Top of EXTRACTED RECORDS

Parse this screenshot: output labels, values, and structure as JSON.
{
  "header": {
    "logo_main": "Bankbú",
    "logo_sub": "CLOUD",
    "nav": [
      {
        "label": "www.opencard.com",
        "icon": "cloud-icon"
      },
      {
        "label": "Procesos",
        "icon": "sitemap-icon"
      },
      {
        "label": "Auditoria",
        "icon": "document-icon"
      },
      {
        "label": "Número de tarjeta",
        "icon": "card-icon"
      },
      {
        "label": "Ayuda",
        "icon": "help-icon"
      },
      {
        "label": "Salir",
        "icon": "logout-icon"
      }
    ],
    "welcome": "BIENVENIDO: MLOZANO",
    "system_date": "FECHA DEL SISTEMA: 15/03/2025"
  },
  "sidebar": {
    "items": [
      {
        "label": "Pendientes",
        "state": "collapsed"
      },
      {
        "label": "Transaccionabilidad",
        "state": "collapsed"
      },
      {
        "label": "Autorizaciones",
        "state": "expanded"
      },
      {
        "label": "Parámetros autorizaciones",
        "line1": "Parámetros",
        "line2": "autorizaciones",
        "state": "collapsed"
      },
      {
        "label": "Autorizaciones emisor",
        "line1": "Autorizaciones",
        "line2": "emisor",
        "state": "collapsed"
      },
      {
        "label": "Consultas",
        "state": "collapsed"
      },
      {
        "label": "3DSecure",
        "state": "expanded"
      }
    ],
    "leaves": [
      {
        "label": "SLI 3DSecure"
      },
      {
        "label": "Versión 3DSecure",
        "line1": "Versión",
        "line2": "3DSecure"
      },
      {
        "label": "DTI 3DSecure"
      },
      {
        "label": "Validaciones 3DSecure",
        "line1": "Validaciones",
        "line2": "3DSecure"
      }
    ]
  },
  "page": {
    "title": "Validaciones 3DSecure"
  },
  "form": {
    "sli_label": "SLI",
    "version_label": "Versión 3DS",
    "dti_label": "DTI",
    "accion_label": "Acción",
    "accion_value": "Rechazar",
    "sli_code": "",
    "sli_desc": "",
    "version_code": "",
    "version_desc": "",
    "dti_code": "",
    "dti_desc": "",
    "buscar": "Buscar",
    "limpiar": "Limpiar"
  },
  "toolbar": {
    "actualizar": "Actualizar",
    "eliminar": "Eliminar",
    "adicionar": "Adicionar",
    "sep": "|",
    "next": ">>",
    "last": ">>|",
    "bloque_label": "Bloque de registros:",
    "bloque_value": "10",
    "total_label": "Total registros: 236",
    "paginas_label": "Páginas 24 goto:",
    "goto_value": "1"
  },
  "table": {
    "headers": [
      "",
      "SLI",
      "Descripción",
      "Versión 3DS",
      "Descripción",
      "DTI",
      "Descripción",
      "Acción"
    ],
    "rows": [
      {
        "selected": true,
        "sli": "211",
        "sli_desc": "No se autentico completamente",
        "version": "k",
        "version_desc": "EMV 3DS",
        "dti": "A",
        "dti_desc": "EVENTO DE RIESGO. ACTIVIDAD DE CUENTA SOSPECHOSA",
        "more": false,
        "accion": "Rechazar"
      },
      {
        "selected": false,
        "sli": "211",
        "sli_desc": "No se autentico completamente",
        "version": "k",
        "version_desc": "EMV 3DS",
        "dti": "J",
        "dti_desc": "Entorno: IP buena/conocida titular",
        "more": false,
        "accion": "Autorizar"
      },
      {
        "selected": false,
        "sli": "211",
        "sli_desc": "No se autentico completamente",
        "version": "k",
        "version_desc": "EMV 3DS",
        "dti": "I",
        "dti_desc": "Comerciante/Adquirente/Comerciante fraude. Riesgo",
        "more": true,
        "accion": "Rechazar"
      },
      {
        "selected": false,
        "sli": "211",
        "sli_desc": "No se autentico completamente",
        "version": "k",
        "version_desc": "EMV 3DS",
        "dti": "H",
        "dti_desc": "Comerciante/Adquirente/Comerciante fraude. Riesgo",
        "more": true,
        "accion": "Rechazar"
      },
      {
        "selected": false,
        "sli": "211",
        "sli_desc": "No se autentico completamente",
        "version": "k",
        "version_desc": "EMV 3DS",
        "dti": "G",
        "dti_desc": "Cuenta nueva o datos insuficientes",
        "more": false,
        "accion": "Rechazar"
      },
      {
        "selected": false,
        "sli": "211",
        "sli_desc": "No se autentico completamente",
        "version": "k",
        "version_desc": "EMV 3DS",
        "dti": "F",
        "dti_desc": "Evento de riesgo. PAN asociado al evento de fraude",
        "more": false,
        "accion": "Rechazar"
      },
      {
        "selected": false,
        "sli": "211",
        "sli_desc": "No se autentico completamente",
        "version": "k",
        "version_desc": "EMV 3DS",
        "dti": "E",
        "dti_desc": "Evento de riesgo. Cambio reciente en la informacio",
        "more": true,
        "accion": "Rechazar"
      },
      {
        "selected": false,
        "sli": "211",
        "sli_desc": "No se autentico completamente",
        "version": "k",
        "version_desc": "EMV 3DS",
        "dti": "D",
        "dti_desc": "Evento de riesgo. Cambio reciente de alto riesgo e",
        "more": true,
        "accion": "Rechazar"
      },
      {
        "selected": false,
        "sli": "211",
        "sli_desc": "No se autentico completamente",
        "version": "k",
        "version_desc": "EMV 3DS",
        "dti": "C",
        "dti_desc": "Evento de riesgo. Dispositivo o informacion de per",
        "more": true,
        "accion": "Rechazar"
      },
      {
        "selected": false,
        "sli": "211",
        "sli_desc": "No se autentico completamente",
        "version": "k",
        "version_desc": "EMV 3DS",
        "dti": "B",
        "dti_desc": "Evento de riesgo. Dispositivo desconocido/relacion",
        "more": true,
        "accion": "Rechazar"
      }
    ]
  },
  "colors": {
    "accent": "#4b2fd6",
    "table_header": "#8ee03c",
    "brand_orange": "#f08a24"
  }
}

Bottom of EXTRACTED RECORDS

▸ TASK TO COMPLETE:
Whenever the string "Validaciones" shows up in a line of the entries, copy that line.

▸ WORKED SOLUTION:
        "label": "Validaciones 3DSecure",
        "line1": "Validaciones",
    "title": "Validaciones 3DSecure"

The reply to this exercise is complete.